Brighton College is set to break a 170 year-old tradition by allowing transgender pupils to decide what uniform to wear based on their chosen gender.

Headmaster Richard Cairns told students last week that uniform codes would be replaced by a ‘trouser uniform’ or a ‘skirt uniform’ for all pupils up to the age of 16.

“If some boys and girls are happier identifying with a different gender from that in which they were born, then my job is to make sure that we accommodate that,” Mr Cairns said.

“I hate the idea of anyone being in my school who is miserable because they’re being asked to dress in a way they are uncomfortable with.

“Brighton College has instead decided to abolish the notion of boys’ and girl’ schools altogether.”

The idea came following a discussion between Mr Cairns and the school’s Gender Society – with the change set to be implemented at the start of this term.

Before a child is able to change their uniform, parents will be required to write to the school first, giving their consent for the child to wear either a full tweed blazer, tie and trousers, or a skirt, bolero jacket and blouse.

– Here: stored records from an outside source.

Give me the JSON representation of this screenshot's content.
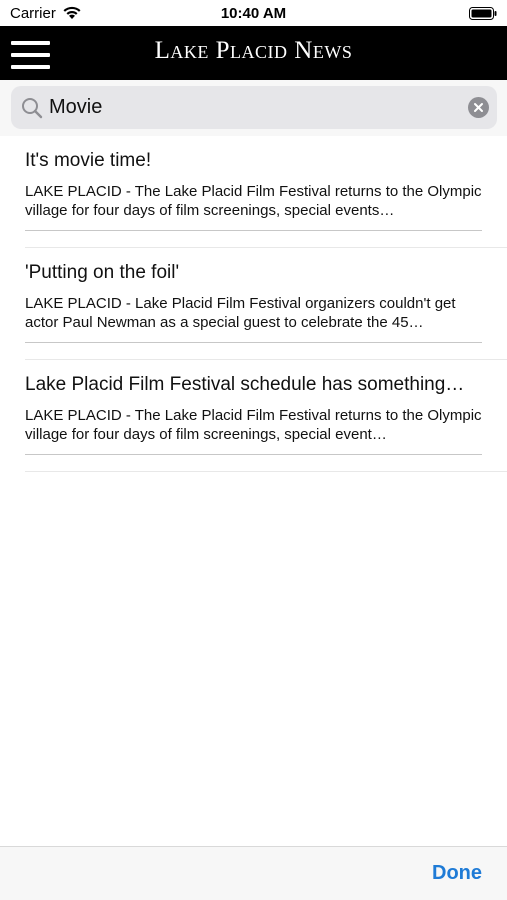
{
  "status_bar": {
    "carrier": "Carrier",
    "time": "10:40 AM",
    "wifi_icon": "wifi-icon",
    "battery_icon": "battery-icon"
  },
  "header": {
    "title": "Lake Placid News",
    "menu_icon": "hamburger-menu-icon",
    "background_color": "#000000"
  },
  "search": {
    "value": "Movie",
    "search_icon": "magnifier-icon",
    "clear_icon": "clear-circle-icon"
  },
  "results": [
    {
      "title": "It's movie time!",
      "snippet": "LAKE PLACID - The Lake Placid Film Festival returns to the Olympic village for four days of film screenings, special events…"
    },
    {
      "title": "'Putting on the foil'",
      "snippet": "LAKE PLACID - Lake Placid Film Festival organizers couldn't get actor Paul Newman as a special guest to celebrate the 45…"
    },
    {
      "title": "Lake Placid Film Festival schedule has something…",
      "snippet": "LAKE PLACID - The Lake Placid Film Festival returns to the Olympic village for four days of film screenings, special event…"
    }
  ],
  "toolbar": {
    "done_label": "Done",
    "accent_color": "#1f7bd6"
  }
}
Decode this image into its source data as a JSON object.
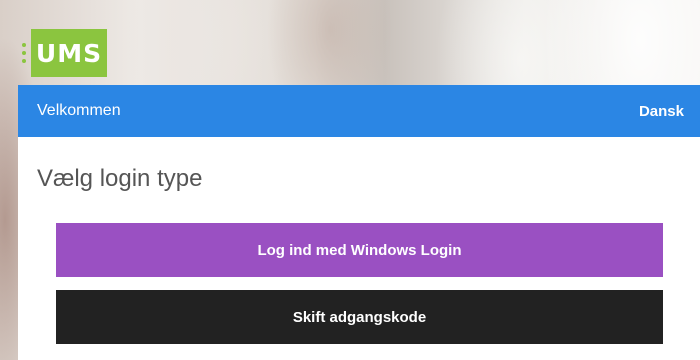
{
  "logo": {
    "text": "UMS",
    "color": "#8bc53f"
  },
  "header": {
    "title": "Velkommen",
    "language": "Dansk",
    "color": "#2b86e4"
  },
  "main": {
    "heading": "Vælg login type",
    "buttons": {
      "windows_login": {
        "label": "Log ind med Windows Login",
        "color": "#9a50c2"
      },
      "change_password": {
        "label": "Skift adgangskode",
        "color": "#222222"
      }
    }
  }
}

Mr Cairns says that the school – famous for appointing the first ever openly gay head boy – is reacting to changes in society’s approach to gender dysphoria – when a person may feel their emotional identity does not match their biological sex.

The move has proved popular with current pupils – with some girls already taking to wearing trousers around campus and at least one male expressing an interest in wearing a skirt.

One pupil, Fred Dimbleby, 17 – son of BBC broadcaster David Dimbleby – said: “I’m completely in favour of it.

“I think it’s brilliant that we, as an institution, are leading this new approach and that we are leading this respect towards everyone no matter what they define themselves as.

“I think that it’ll be foreign for people to see someone who defines themselves as a male wearing a skirt, and I think that will be something big, but I don’t think it’ll cause any outrage or backlash because that person will be massively support by the pupil body.”

Last year, Mr Cairns openly criticized the government for failing to include gay rights in its push to promote ‘British values’ in schools.